Section two starts with “100 Degrees” a short, crazed rocker that really finishes off your ears if you survived section one. “Space Cadet” is the perfect break in the middle of the album. An acoustic bass guitar instantly calms your senses and eventually teams up with two guitars (acoustic and electric) and makes one of the coolest, relaxed but urgent songs I have ever heard. Garcia sings cleanly and the song never rises above a moderate volume. The guitar-work is expert. All three guitars intricately and seamlessly weave to create a deep pattern of collected and clamorous sound. It is truly an awesome song that any fan of music would thoroughly enjoy. Well, after that, it looks like things can only go downhill, but Kyuss finishes the section strong with “Demon Cleaner”, perhaps the most Black Sabbath-influenced song on the album. Looming riffs and catchy lyrics make a song that could be put in Paranoid and wouldn’t sound out of place. With this section two finishes with style and leaves me wanting more.
The last section starts charges off the line with “Odyssey”. Again, the order of the day is massive guitars and a formidable bass, and Garcia singing about “the belly of the beast”. The cymbal heavy “Conan Troutman” continues the ear-thumping, and “N.O.” is again, heavy, but has a classic rock feel, with bluesy guitar solos that remind me of Jimmy Page’s untidy extravagance. Our journey through Sky Valley ends with the bliss that is “Whitewater”. Even if I’m slightly tired of getting my head rumbled for the past 40+ minutes, I always enjoy this song. The mighty guitars eventually cut out and we are left with a quiet 5 minutes of a bass-driven guitar solo fest. It’s the perfect way to end such an explosive album.
Now I guess I should mention the bonus track called “Lick Doo”. There’s a cheesy organ and Garcia sings “You know you can and will lick my Doo”, with many a “Oooo waaa” in the background. What a “Doo” is, I can only imagine.

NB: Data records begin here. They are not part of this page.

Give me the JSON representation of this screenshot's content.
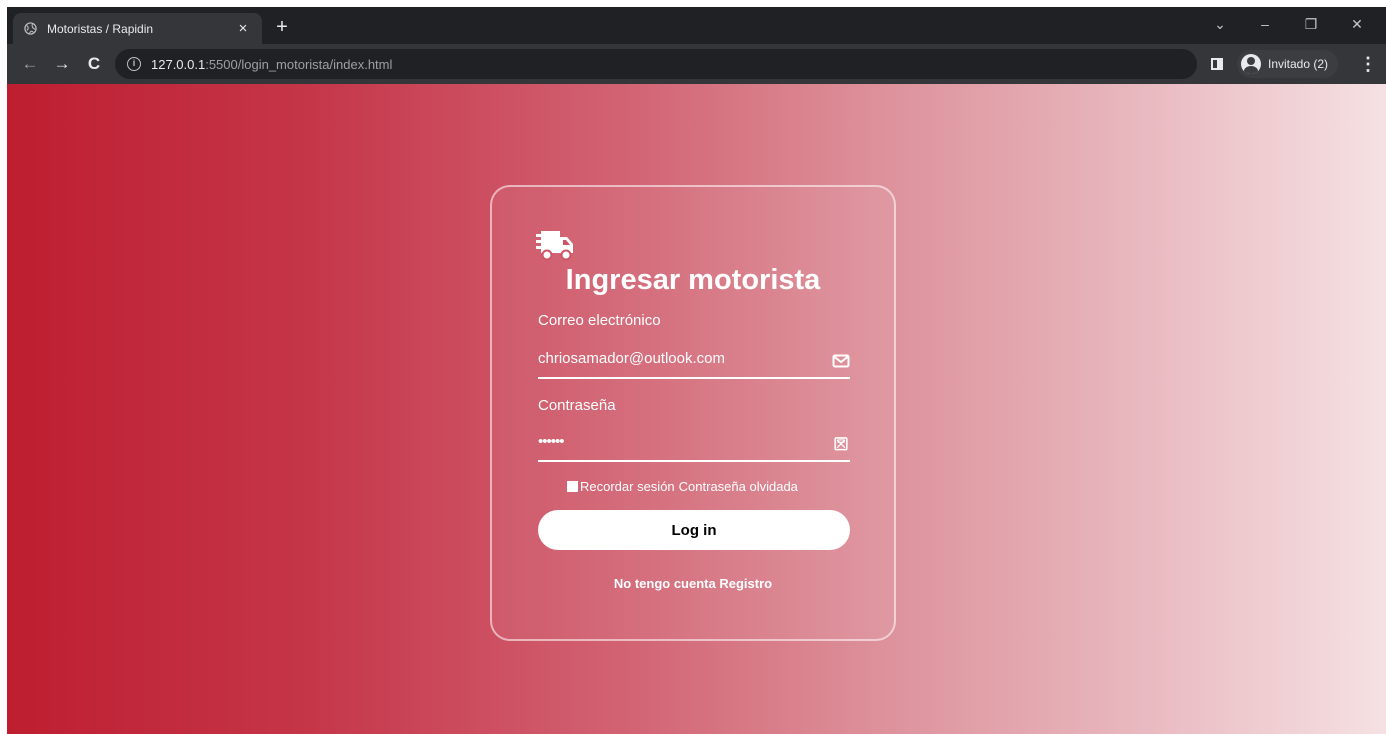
{
  "browser": {
    "tab_title": "Motoristas / Rapidin",
    "tab_close": "×",
    "new_tab": "+",
    "url_host": "127.0.0.1",
    "url_rest": ":5500/login_motorista/index.html",
    "profile_label": "Invitado (2)",
    "window_controls": {
      "tab_search": "⌄",
      "minimize": "–",
      "restore": "❐",
      "close": "✕"
    },
    "nav": {
      "back": "←",
      "forward": "→",
      "reload": "C",
      "info": "i",
      "menu": "⋮"
    }
  },
  "login": {
    "title": "Ingresar motorista",
    "email_label": "Correo electrónico",
    "email_value": "chriosamador@outlook.com",
    "password_label": "Contraseña",
    "password_value": "••••••",
    "remember_label": "Recordar sesión",
    "forgot_label": "Contraseña olvidada",
    "login_button": "Log in",
    "no_account": "No tengo cuenta",
    "register_link": "Registro"
  },
  "colors": {
    "gradient_start": "#be1e30",
    "gradient_end": "#f5e1e3",
    "chrome_dark": "#202124",
    "chrome_toolbar": "#35363a"
  }
}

The band works nearly flawlessly as a cohesive unit for the entirety of the album. This is one big reason why Welcome to Sky Valley is considered by many to be the best stoner rock album made. Garcia riotous vocals are the perfect fit to Homme’s guitars, Reeder’s cranked up bass, and Bjork’s mammoth drumming. The flaw of many bands is when an instrument or voice steals the spotlight and leaves the others in the cold. Every member of Kyuss contributes brilliantly and blends to make a collective whole that sounds as complete and accomplished as it is heavy. The only thing that keeps Welcome to Sky Valley from achieving the prolific classic rating is that by the 3rd section, a couple songs sound a little too similar. That’s easily enough overlooked, because the album is supposed to taken in as a whole, and many songs flow into the next.
A truly superb album.